Start of Recorded data

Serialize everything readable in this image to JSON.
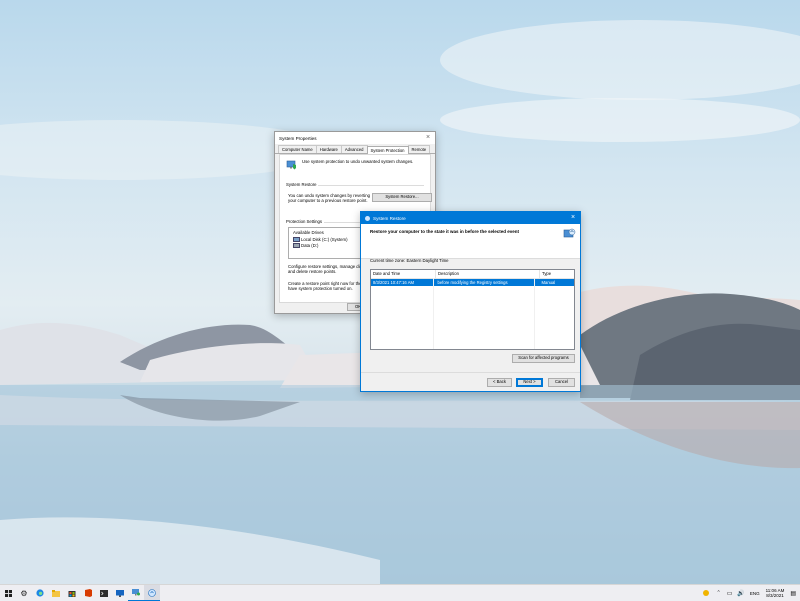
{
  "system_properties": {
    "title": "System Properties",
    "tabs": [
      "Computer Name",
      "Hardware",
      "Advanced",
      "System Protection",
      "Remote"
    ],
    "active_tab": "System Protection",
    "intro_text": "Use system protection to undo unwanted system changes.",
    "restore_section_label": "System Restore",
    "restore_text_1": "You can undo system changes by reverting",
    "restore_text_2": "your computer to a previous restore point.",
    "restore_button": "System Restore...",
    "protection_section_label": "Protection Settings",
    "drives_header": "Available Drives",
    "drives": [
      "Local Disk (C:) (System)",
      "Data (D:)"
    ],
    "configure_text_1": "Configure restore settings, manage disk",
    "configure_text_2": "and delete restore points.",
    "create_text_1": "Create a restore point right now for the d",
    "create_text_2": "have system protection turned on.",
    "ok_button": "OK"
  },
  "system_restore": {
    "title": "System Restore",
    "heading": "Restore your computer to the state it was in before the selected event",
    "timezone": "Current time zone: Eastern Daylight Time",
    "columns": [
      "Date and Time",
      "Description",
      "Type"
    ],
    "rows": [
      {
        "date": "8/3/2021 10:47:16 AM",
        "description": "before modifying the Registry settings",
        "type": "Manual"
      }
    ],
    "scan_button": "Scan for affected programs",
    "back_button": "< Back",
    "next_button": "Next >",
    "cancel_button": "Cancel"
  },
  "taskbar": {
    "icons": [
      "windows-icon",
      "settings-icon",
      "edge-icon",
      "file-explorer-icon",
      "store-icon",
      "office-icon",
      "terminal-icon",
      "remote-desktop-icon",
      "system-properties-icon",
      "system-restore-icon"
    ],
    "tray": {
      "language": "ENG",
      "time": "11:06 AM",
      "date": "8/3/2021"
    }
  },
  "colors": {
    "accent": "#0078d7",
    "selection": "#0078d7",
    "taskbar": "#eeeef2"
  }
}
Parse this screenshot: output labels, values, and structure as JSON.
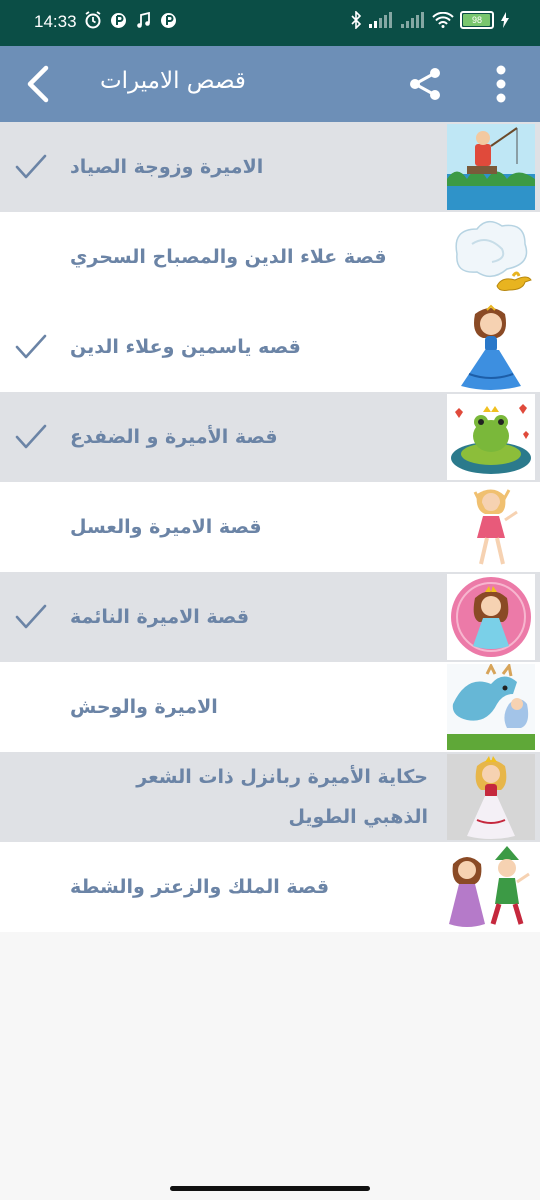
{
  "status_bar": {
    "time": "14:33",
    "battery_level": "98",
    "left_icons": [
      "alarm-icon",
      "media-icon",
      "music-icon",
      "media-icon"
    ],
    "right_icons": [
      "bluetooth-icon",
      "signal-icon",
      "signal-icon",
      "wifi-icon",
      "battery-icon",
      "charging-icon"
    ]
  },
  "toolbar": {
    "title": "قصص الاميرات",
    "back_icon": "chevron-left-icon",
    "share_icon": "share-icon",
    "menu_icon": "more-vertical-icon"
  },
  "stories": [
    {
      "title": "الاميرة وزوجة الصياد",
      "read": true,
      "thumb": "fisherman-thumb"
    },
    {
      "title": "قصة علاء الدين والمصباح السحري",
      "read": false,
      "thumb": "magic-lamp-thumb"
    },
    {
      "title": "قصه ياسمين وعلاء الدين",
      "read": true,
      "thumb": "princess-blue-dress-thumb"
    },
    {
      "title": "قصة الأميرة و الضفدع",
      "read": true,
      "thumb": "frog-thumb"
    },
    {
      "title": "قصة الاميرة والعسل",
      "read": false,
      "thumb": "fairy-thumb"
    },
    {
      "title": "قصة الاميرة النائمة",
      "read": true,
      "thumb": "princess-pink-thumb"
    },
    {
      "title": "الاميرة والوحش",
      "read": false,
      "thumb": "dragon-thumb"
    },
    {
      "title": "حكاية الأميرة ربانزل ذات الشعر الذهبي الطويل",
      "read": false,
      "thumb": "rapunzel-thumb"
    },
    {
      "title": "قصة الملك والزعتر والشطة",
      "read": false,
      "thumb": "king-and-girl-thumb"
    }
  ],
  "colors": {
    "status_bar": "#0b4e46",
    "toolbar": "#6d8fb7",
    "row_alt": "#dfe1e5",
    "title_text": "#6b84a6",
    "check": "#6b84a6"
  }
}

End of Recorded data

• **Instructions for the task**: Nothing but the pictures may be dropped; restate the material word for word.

• **Completed exercise**:
Serialize everything readable in this image to JSON.
{
  "system_properties": {
    "title": "System Properties",
    "tabs": [
      "Computer Name",
      "Hardware",
      "Advanced",
      "System Protection",
      "Remote"
    ],
    "active_tab": "System Protection",
    "intro_text": "Use system protection to undo unwanted system changes.",
    "restore_section_label": "System Restore",
    "restore_text_1": "You can undo system changes by reverting",
    "restore_text_2": "your computer to a previous restore point.",
    "restore_button": "System Restore...",
    "protection_section_label": "Protection Settings",
    "drives_header": "Available Drives",
    "drives": [
      "Local Disk (C:) (System)",
      "Data (D:)"
    ],
    "configure_text_1": "Configure restore settings, manage disk",
    "configure_text_2": "and delete restore points.",
    "create_text_1": "Create a restore point right now for the d",
    "create_text_2": "have system protection turned on.",
    "ok_button": "OK"
  },
  "system_restore": {
    "title": "System Restore",
    "heading": "Restore your computer to the state it was in before the selected event",
    "timezone": "Current time zone: Eastern Daylight Time",
    "columns": [
      "Date and Time",
      "Description",
      "Type"
    ],
    "rows": [
      {
        "date": "8/3/2021 10:47:16 AM",
        "description": "before modifying the Registry settings",
        "type": "Manual"
      }
    ],
    "scan_button": "Scan for affected programs",
    "back_button": "< Back",
    "next_button": "Next >",
    "cancel_button": "Cancel"
  },
  "taskbar": {
    "icons": [
      "windows-icon",
      "settings-icon",
      "edge-icon",
      "file-explorer-icon",
      "store-icon",
      "office-icon",
      "terminal-icon",
      "remote-desktop-icon",
      "system-properties-icon",
      "system-restore-icon"
    ],
    "tray": {
      "language": "ENG",
      "time": "11:06 AM",
      "date": "8/3/2021"
    }
  },
  "colors": {
    "accent": "#0078d7",
    "selection": "#0078d7",
    "taskbar": "#eeeef2"
  }
}
Parse this screenshot: output labels, values, and structure as JSON.
{
  "status_bar": {
    "time": "14:33",
    "battery_level": "98",
    "left_icons": [
      "alarm-icon",
      "media-icon",
      "music-icon",
      "media-icon"
    ],
    "right_icons": [
      "bluetooth-icon",
      "signal-icon",
      "signal-icon",
      "wifi-icon",
      "battery-icon",
      "charging-icon"
    ]
  },
  "toolbar": {
    "title": "قصص الاميرات",
    "back_icon": "chevron-left-icon",
    "share_icon": "share-icon",
    "menu_icon": "more-vertical-icon"
  },
  "stories": [
    {
      "title": "الاميرة وزوجة الصياد",
      "read": true,
      "thumb": "fisherman-thumb"
    },
    {
      "title": "قصة علاء الدين والمصباح السحري",
      "read": false,
      "thumb": "magic-lamp-thumb"
    },
    {
      "title": "قصه ياسمين وعلاء الدين",
      "read": true,
      "thumb": "princess-blue-dress-thumb"
    },
    {
      "title": "قصة الأميرة و الضفدع",
      "read": true,
      "thumb": "frog-thumb"
    },
    {
      "title": "قصة الاميرة والعسل",
      "read": false,
      "thumb": "fairy-thumb"
    },
    {
      "title": "قصة الاميرة النائمة",
      "read": true,
      "thumb": "princess-pink-thumb"
    },
    {
      "title": "الاميرة والوحش",
      "read": false,
      "thumb": "dragon-thumb"
    },
    {
      "title": "حكاية الأميرة ربانزل ذات الشعر الذهبي الطويل",
      "read": false,
      "thumb": "rapunzel-thumb"
    },
    {
      "title": "قصة الملك والزعتر والشطة",
      "read": false,
      "thumb": "king-and-girl-thumb"
    }
  ],
  "colors": {
    "status_bar": "#0b4e46",
    "toolbar": "#6d8fb7",
    "row_alt": "#dfe1e5",
    "title_text": "#6b84a6",
    "check": "#6b84a6"
  }
}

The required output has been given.